This article is about chemical extracts. For the 2009 film, see Extract (film). For other uses, see Extraction (disambiguation).
This article incorporates text from a publication now in the public domain: Ward, Artemas (1911). The Grocer's Encyclopedia.
This article has multiple issues. Please help improve it or discuss these issues on the talk page.
This article is outdated. Please update this article to reflect recent events or newly available information. (June 2008)
This article may require cleanup to meet Wikipedia's quality standards. No cleanup reason has been specified. Please help improve this article if you can. (June 2008)
This article needs attention from an expert in Food and drink. Please add a reason or a talk parameter to this template to explain the issue with the article. WikiProject Food and drink (or its Portal) may be able to help recruit an expert. (June 2008)
An extract is a substance made by extracting a part of a raw material, often by using a solvent such as ethanol or water. Extracts may be sold as tinctures or in powder form.
The aromatic principles of many spices, nuts, herbs, fruits, etc., and some flowers, are marketed as extracts, among the best known of true extracts being almond, cinnamon, cloves, ginger, lemon, nutmeg, orange, peppermint, pistachio, rose, spearmint, vanilla, violet, and wintergreen.
1 Extraction techniques,
2 Chemical-created essence,
3 See also,
The majority of natural essences are obtained by extracting the essential oil from the blossoms, fruit, roots, etc., or the whole plants, through four techniques:
Expression when the oil is very plentiful and easily obtained, as in lemon peel.,
Absorption is generally accomplished by steeping in alcohol, as vanilla beans.,
Maceration is used to create smaller bits of the whole, as in making peppermint extract, etc.,
Distillation is used with maceration, but in many cases, it requires expert chemical knowledge and the erection of costly stills.,
The distinctive flavors of nearly all fruits, in the popular acceptance of the word, are desirable adjuncts to many food preparations, but only a few are practical sources of sufficiently concentrated flavor extract.

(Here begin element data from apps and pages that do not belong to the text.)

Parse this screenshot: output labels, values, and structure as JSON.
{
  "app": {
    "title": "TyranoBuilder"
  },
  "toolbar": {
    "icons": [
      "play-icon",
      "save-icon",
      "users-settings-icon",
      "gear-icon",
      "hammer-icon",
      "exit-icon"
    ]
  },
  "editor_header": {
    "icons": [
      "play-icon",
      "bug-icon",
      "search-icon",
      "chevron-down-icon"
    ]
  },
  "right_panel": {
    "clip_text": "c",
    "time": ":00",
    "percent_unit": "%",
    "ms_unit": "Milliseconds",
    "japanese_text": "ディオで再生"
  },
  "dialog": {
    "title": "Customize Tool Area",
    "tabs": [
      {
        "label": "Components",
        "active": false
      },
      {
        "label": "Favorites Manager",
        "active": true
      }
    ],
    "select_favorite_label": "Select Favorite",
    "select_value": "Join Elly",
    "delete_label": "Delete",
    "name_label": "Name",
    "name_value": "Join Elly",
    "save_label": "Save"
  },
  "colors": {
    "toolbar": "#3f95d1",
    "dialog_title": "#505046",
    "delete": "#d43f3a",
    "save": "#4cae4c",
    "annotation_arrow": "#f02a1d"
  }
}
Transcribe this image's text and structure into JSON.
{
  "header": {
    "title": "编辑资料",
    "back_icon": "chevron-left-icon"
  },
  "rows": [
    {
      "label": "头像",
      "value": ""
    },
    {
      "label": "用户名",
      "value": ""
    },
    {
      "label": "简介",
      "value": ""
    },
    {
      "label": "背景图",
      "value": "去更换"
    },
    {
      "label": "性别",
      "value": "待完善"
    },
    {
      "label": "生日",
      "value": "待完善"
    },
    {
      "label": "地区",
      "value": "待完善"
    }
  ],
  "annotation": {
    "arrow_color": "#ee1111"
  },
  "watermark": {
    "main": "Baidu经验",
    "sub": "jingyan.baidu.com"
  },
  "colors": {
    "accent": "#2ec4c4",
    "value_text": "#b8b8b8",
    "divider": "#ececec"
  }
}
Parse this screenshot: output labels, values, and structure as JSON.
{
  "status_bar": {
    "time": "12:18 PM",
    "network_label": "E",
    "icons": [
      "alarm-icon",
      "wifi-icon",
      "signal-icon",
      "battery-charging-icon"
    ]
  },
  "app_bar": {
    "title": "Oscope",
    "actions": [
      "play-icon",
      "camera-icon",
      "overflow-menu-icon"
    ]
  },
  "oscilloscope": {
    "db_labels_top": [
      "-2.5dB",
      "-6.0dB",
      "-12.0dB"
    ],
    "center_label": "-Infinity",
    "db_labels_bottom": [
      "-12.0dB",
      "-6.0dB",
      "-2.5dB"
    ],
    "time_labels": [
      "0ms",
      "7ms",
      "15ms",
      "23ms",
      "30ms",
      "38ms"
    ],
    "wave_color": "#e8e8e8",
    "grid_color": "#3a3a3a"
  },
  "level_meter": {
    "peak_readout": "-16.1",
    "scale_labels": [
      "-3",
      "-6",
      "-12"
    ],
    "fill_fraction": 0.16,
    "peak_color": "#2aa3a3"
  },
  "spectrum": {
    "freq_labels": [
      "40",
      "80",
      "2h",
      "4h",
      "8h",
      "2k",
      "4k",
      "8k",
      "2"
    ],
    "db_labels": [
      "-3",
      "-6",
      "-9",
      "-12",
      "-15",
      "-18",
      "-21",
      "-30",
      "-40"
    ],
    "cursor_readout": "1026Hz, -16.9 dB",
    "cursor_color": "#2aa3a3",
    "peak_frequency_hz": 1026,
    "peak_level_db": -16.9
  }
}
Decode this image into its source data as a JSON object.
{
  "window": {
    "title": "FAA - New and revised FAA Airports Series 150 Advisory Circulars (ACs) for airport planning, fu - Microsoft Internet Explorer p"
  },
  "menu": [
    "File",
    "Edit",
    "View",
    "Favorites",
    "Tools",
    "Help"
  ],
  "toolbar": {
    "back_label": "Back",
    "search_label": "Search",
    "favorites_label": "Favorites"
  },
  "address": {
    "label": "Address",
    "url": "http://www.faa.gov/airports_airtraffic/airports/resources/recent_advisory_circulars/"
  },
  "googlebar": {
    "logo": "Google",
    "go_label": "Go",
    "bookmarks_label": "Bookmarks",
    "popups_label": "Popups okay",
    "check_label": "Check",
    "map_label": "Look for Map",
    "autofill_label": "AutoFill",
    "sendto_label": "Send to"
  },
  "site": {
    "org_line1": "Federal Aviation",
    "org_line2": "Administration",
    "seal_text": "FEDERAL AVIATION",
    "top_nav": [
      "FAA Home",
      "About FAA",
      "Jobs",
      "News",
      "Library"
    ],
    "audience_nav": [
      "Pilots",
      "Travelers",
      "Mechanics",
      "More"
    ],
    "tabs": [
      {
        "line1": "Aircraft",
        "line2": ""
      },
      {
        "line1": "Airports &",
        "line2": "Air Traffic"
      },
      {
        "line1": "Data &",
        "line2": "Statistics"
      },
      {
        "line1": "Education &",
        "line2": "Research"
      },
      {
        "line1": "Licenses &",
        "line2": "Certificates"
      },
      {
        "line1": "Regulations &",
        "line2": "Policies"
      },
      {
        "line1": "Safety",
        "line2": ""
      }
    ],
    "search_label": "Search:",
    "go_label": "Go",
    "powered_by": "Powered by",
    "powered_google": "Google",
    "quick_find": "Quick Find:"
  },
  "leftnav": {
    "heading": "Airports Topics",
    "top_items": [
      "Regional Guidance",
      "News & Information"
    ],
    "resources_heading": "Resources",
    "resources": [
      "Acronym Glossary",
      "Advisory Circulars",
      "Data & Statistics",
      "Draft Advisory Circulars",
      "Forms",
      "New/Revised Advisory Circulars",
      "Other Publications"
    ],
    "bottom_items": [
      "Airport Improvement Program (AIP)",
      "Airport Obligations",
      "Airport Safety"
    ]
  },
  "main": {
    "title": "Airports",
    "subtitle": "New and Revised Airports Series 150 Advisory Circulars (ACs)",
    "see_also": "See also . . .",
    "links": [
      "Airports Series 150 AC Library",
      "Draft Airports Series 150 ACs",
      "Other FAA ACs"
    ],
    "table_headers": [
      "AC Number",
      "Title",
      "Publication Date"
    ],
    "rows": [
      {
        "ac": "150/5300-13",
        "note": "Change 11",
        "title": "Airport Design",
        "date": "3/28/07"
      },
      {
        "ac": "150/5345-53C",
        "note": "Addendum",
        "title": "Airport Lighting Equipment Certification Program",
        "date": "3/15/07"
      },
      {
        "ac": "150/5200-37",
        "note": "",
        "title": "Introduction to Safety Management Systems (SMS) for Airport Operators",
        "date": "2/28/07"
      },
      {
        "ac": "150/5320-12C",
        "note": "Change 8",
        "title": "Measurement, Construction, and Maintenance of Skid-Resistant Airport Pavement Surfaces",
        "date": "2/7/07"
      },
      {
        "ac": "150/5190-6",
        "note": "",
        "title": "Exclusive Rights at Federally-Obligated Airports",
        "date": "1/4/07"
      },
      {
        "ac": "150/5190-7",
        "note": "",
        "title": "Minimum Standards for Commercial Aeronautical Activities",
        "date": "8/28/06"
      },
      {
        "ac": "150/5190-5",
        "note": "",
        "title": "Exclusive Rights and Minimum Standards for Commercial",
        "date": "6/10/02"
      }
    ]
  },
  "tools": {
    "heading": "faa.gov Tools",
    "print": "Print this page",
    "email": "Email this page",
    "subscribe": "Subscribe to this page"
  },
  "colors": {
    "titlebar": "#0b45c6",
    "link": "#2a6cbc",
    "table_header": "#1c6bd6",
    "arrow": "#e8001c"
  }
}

The most important among those that lend themselves to "pure" extract manufacture include lemons, oranges, and vanilla beans.
A majority of other, concentrated fruit flavors, such as banana, cherry, currant, peach, pineapple, raspberry and strawberry, are produced by combinations of various esters, together with special oils. The desired colors are generally obtained by the use of dyes. Among the esters most generally employed are ethyl acetate and ethyl butyrate. The chief factors in the production of artificial banana and pineapple extract, and also important in the manufacture of strawberry extract, are amyl acetate and amyl butyrate, amyl alcohol being the principal constituent of that part of the alcohol obtained by the distillation of grain and potato starch, which is popularly known in the US as fusel oil and in Europe, generally by the title of potato oil.
Artificial extracts generally do not possess the delicacy of natural fruit flavor, but usually get close enough to provide real service and convenience when true essences are unobtainable or too expensive.